Data records for software interfaces

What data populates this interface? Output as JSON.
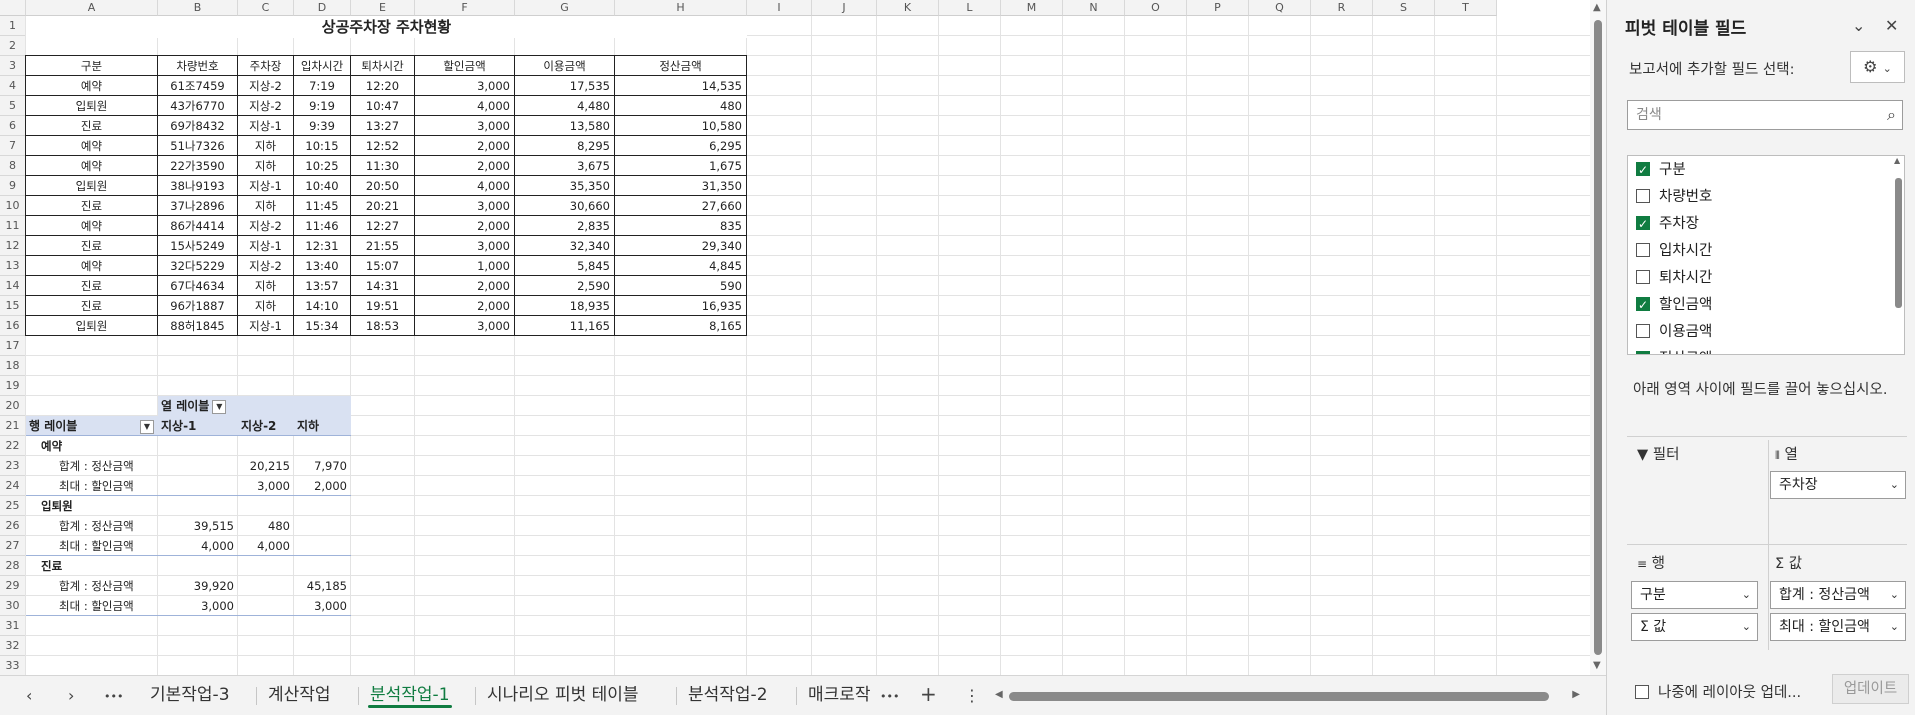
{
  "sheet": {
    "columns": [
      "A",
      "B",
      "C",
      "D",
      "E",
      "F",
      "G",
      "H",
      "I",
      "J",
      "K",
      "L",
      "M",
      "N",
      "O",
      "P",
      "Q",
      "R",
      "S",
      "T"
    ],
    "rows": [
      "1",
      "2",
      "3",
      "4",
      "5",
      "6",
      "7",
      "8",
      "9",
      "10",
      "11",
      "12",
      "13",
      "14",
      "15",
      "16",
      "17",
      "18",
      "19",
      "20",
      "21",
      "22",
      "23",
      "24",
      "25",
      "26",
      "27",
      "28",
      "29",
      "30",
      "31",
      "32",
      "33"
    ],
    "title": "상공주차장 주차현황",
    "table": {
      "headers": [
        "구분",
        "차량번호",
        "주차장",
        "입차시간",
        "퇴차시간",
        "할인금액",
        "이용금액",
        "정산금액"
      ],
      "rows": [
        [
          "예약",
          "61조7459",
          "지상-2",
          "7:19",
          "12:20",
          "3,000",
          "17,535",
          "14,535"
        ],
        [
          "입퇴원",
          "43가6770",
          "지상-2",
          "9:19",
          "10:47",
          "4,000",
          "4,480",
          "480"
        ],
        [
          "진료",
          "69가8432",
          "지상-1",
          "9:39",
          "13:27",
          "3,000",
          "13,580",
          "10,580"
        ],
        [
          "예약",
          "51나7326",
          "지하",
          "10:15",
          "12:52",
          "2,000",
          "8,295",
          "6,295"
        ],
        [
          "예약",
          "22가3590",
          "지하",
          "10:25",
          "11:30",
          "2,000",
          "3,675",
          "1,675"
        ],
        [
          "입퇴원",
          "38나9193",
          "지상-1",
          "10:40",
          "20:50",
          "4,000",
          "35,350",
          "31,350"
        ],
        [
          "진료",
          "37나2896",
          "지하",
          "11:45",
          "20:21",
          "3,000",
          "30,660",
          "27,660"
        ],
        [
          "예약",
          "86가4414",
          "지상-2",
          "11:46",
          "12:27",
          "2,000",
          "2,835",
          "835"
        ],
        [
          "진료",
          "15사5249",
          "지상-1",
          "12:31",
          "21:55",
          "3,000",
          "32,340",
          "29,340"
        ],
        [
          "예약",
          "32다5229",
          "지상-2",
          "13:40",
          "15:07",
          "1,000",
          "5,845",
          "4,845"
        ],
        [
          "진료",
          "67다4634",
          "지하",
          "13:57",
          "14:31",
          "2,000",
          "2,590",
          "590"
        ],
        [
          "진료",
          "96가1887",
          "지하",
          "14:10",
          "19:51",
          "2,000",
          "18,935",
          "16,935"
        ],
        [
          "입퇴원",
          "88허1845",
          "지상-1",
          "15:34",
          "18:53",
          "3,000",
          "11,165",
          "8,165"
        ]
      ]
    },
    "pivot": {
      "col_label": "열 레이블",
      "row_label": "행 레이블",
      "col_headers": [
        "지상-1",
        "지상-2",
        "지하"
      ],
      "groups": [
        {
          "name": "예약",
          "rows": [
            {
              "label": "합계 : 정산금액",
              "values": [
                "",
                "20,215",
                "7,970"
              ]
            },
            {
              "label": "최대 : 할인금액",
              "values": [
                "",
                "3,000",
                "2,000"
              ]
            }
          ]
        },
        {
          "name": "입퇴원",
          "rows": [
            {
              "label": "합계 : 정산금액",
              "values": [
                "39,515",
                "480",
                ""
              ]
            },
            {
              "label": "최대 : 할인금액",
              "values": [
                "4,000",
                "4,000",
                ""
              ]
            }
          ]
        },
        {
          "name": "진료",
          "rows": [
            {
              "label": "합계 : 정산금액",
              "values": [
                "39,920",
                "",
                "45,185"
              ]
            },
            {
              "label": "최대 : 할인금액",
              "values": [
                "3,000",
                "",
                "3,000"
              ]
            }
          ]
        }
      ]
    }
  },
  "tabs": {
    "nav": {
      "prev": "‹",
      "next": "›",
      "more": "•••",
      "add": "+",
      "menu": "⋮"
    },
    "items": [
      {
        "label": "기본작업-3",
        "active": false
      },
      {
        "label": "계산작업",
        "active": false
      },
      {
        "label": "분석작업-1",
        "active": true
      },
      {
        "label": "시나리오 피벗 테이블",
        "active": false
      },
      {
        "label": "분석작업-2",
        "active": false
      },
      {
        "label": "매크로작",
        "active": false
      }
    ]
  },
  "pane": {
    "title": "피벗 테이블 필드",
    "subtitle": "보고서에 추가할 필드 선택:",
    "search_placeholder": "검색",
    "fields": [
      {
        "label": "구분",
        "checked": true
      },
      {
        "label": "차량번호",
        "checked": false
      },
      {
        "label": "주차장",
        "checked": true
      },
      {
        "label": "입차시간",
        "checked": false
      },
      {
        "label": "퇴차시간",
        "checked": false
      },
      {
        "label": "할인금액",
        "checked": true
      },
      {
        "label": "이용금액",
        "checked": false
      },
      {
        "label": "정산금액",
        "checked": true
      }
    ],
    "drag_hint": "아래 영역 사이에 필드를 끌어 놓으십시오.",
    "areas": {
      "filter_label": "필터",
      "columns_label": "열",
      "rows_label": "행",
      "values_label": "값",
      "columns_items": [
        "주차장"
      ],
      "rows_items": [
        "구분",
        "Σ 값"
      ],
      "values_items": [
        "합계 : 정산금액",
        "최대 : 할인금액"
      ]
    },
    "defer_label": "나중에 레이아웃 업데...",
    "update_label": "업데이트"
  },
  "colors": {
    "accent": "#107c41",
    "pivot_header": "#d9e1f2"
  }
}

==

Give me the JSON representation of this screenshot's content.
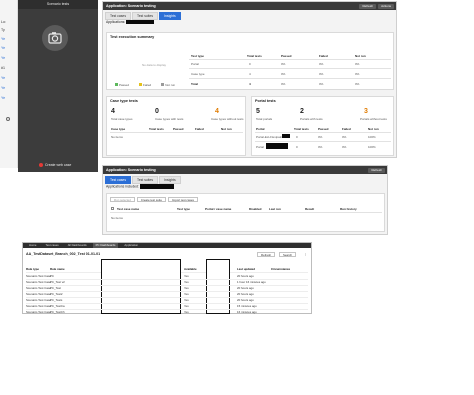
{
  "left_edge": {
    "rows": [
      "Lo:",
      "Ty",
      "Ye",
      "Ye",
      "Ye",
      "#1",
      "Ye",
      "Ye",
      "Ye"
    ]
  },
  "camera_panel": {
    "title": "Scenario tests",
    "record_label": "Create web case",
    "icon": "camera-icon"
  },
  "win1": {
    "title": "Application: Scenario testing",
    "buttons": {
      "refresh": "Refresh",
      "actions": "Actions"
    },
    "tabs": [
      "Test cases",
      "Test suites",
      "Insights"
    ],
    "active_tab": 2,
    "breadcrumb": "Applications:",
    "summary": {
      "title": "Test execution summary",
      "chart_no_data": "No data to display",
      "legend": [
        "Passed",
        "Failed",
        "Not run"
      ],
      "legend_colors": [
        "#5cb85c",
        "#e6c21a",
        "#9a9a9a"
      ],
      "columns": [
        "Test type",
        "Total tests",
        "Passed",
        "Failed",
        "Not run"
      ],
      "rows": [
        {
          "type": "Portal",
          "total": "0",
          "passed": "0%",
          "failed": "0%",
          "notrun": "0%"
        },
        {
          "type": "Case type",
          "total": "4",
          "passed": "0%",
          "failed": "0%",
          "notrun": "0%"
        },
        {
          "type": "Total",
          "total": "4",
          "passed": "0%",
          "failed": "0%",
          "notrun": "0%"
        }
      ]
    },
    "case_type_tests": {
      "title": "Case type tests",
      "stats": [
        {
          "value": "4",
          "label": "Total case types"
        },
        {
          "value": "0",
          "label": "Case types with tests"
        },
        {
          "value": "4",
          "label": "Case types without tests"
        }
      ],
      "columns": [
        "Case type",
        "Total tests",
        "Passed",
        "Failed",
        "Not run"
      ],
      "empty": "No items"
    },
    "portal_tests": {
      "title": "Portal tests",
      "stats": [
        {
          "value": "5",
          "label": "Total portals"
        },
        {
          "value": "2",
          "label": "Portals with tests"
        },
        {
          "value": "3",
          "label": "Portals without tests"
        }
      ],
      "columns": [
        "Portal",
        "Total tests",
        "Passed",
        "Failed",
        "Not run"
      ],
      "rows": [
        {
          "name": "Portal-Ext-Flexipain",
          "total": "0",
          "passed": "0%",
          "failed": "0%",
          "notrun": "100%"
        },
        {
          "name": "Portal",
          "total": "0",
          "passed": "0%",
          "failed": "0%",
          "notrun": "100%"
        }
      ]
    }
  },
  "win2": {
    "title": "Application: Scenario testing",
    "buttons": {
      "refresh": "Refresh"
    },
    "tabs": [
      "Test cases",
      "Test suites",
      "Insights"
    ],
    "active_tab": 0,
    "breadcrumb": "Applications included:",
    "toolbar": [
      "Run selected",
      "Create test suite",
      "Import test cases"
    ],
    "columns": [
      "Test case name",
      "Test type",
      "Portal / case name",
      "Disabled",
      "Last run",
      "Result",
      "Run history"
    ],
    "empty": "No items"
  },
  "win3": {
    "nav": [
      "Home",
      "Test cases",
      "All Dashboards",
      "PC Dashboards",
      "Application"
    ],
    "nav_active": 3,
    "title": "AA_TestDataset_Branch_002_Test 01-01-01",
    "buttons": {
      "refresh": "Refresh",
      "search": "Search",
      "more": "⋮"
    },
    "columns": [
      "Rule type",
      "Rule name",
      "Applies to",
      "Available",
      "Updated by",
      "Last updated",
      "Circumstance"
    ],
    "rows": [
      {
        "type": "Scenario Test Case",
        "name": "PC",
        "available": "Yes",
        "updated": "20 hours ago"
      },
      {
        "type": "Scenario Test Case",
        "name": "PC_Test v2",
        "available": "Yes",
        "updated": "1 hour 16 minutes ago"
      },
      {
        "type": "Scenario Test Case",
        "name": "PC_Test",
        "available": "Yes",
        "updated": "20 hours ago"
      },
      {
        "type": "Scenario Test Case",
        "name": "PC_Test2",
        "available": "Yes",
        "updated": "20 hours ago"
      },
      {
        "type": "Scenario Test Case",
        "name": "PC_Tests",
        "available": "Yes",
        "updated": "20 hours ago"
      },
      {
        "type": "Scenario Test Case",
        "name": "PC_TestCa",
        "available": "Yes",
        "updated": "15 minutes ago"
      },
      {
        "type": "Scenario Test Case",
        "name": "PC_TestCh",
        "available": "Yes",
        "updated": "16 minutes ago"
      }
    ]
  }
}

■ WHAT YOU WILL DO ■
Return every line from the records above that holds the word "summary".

■ RESULT OF THIS EXERCISE ■
    "summary": {
      "title": "Test execution summary",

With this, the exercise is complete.